[00:10:42] Alexander: So the, one of the problems with it is if you have not a lot of observations in some of these categories. Yeah. But the nice thing is then you can combine them. Yeah. Let’s say you have very few that are very conservative. Yeah. Then you just combine them with conservatives. Yeah.

[00:11:04] Paolo: Yeah. I came across this situation very recently We were doing this kind of model for items of a questionnaire. So you have a 0 1, 2, 3. Okay. You have impact on quality of life from not at all to very impact on the quality of life, but we, we were quite naive. I think that we didn’t know the data very well. And when we did our model, we found that at, after the treatment, many patients resolved the problem with the quality of life. So we ended up with many zeros. Low a very low amount of observations in the other categories. So we ended up with just a simple logistic progression. So looking at that zero, that was one combined to two and three. So excluding all the other possibilities. So yeah it mainly depends on how much data do you have for the categories.

[00:12:05] Alexander: Yep. So that’s why it’s important to, look into your data beforehand. The other important thing is to check whether your proportional, proportionality assumption so that the details are the same across all these cut points is really true.

And of course you can very easily do that by for each of these cap points, run a logistic progression and see whether you know all the, all your betas more or less fall into the same place. Yeah. And or whether there’s, a strong trend in one or the other direction. And of course there’s also some clever goodness or fit statistics where, you can because Aus these lock betas are actually normally distributed and you can, do some kind of test of whether they’re, all the same or not. Like you can do with any normally distributed variables, just the, standard test. But the problem is this P-value doesn’t. Give you a lot. Yeah. So I am, I’m not a big fan of this kind of goodness or fit statistics. I really wanna see and get a feel for the data and whether it makes a big impact.

[00:13:18] Paolo: Yeah. Other ways to, for example, contrast your proportional load model with a multinomial model, for example. In which you don’t assume that the disproportionality or odds. So basically you contrast the results of these two different models and you can have an idea of the reasonability of your assumption. So yeah, it’s really something that goes proportionally from one category to the others.

[00:13:52] Alexander: Yep. And by the way, these alphas are of course, always sorted. Yeah. Because just by how it’s defined, the probability of being greater than two is always bigger than the probability of being greater than three. Of course. Yeah. That’s maybe something. Okay. Any final point about this?

[00:14:16] Paolo: Yeah, I think that we covered the whole, I think that you can play with the data, try something else, and have in mind that this are still really powerful tool. Yep. That you should have in your toolkit.

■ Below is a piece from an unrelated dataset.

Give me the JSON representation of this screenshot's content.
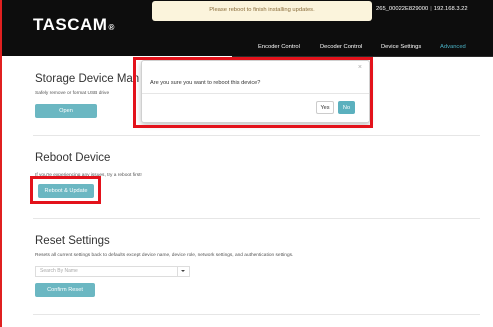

[00:14:31] Alexander: Yep. And of course, again, it’s again a linear model. You can again, apply all these different fancy things in terms of prediction and estimation and things like that, that we talked about earlier. And yeah, very often the real variable of interest here is the ratios and so se odd ratios are independent of these cut points. It’s a, even though if you have ordinal variable of five or six or seven categories. You always have just one ratio, which makes it really nice.

[00:15:06] Paolo: Really nice. I agreed.

[00:15:08] Alexander: Yeah. There’s maybe some side note. Alternative way to analyze this ordinal variable is with rank based methods. But we’ll cover that in the future episode.

[00:15:20] Paolo: Yeah, I know you are really keen on that. So happy to cover this in another episode.

[00:15:27] Alexander: So stay tuned.